as the blade geometry, the balance point, choice of material for the scales
(and thickness) etc.. Even small details like should the final edge be
convex or V ground were covered. This was not me saying I want this or this,
but rather I would state how I wanted the knife to perform and we would then
discuss the specifics.

We settled on a 3/32" thick, 4" long D2 blade uniformly heat treated to
62 RC with Kingwood scales for a durable and comfortable grip. The blade had
a very fine drop point for controlled detailed work and a slight recurve to
enhance slicing ability. Total cost was only $130.

I have only had the knife for a few days but initial testing has been
extremely positive. It came from Mel with a really sharp convex edge. The
blade is very thin but still very stiff. If I take a grip near the tip I can
get it to flex a little much not very much, enough to feel but not visually
significant. It does not flex enough to be noticeable during slicing which is
what I wanted.

Because of the very thin stock, full flat grind and very nice edge it
slices really well. For example if I just use the blade near the tip (not
taking advantage of the recurve) it will still push cut quite easily through
junk mail packed envelopes thicker than it. The edge bites really well and
does not want to slip even when cutting near the tip in this fashion where
the blade is actually curving away from the material. The performance is so
high that when cutting rope I don't have to slice very much at all but can
actually pull the knife right through doing more of a push cut.

As an indication of its performance it far out cuts my mini AFCK in M2
which I have reground to an edge that is far lower than the Benchmade
standard. The mini AFCK has a secondary bevel of about 15 degrees and is
very sharp (will push cut free hanging paper, shave quite easily etc.). It
is a very nice slicer but it feels "sticky" when compared to the custom
fixed blade with thinner stock and lower primary grind. After a few days of
cutting cardboard, rope, hard plastics, some soft metal (thin aluminium), the
M2 edge has degraded much more than the D2 on the drop point hunter (which
is not noticeablely different).

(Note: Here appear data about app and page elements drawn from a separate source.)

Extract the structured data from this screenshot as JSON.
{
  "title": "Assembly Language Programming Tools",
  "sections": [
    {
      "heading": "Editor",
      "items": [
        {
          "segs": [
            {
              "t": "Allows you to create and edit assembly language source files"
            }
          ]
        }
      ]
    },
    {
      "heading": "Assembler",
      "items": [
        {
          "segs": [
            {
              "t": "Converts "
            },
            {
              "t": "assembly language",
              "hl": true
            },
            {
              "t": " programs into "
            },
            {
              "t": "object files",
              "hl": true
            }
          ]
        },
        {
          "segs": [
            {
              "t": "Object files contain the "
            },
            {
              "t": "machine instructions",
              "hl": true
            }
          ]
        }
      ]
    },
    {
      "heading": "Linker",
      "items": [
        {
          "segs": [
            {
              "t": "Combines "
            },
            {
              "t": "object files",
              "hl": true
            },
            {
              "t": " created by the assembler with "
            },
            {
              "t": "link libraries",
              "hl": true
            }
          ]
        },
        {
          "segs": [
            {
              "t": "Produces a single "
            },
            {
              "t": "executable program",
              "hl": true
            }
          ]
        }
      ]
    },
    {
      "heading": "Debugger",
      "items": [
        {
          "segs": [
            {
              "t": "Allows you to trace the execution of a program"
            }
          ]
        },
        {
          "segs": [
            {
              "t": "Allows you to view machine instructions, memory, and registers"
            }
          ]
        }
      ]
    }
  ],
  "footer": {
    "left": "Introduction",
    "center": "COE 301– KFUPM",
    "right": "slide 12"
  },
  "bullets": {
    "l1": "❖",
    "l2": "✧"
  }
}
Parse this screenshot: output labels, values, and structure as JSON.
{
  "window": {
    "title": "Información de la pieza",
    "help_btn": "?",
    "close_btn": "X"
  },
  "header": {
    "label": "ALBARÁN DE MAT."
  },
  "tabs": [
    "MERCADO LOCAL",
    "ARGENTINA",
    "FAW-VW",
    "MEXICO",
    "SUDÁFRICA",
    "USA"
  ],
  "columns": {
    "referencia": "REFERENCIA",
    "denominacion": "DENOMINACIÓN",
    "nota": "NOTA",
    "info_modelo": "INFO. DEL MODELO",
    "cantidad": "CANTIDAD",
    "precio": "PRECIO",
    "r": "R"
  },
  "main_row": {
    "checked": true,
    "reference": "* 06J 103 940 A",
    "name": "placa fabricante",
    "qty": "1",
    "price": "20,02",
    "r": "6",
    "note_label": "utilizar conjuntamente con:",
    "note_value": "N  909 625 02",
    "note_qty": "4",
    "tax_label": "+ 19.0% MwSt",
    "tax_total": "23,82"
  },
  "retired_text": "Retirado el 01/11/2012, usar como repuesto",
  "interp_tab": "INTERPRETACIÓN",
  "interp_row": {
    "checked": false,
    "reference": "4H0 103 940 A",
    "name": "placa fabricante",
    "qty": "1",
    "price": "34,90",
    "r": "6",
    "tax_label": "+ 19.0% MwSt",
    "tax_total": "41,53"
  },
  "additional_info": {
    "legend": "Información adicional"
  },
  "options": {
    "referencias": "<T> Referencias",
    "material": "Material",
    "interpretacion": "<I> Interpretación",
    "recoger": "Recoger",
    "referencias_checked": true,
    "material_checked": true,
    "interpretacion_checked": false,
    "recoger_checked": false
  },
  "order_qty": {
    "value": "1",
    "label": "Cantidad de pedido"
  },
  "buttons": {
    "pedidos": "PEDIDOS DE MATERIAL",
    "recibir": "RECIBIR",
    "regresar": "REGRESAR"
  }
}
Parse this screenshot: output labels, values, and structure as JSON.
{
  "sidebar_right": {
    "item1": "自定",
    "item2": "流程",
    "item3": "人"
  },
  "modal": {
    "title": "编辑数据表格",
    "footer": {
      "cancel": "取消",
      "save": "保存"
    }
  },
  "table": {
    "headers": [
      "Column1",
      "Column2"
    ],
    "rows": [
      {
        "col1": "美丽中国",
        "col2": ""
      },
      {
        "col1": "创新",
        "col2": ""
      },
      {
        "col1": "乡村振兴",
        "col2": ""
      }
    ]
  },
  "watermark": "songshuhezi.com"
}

Anyway my initial cutting has been very positive. The knife cuts very
well and has excellent edge retention. I would not hesitate to recommend Mel
Sorg as a custom knife maker. I plan to do some testing in the upcoming days
to see how durable the edge is and how easy it is to resharpen.


[This message has been edited by Cliff Stamp (edited 26 February 1999).]
So nice to read your post since I have ordered a 4.5" skinner from Mel and have been giving some thought to a smaller utility companion knife. He knows his stuff.
Apparently you do too.
I chose to leave more of the details (grind,thickness,etc.) to Mel as I feel he knows more about blades than I do. I agree D2 is a great choice of steel. I went with ironwood scales and one of his "swinger" sheaths.
Mel seems like great guy.
You Cut--I Wait.
Mel was extreemly easy to work with and willing to make the knife that would work best for me - I would not hesitate to recommend him.

Note that I left most of the decisions to him. The discussion was along the lines of me describing what I wanted and making my suggestion for the initial specs and then him adjusting them based on his experience. For example I knew I wanted something with very thin stock (hoping to get something thinner than 1/8"). I also knew I didn't want it to flex like a fillet knife. So basically I said Mel choose the thinnest stock that just barely flexes. He was right on with his pick of 3/32" as it will just flex it I try to bend it but it stiff enough not to bend while cutting. It was the same with just about everything else.

It was also the first knife that I bought in a long time that I didn't want to reprofile or even sharpen the edge. It came with a nice low convex bevel that was very sharp, easily able to push cut through paper, cardboard etc.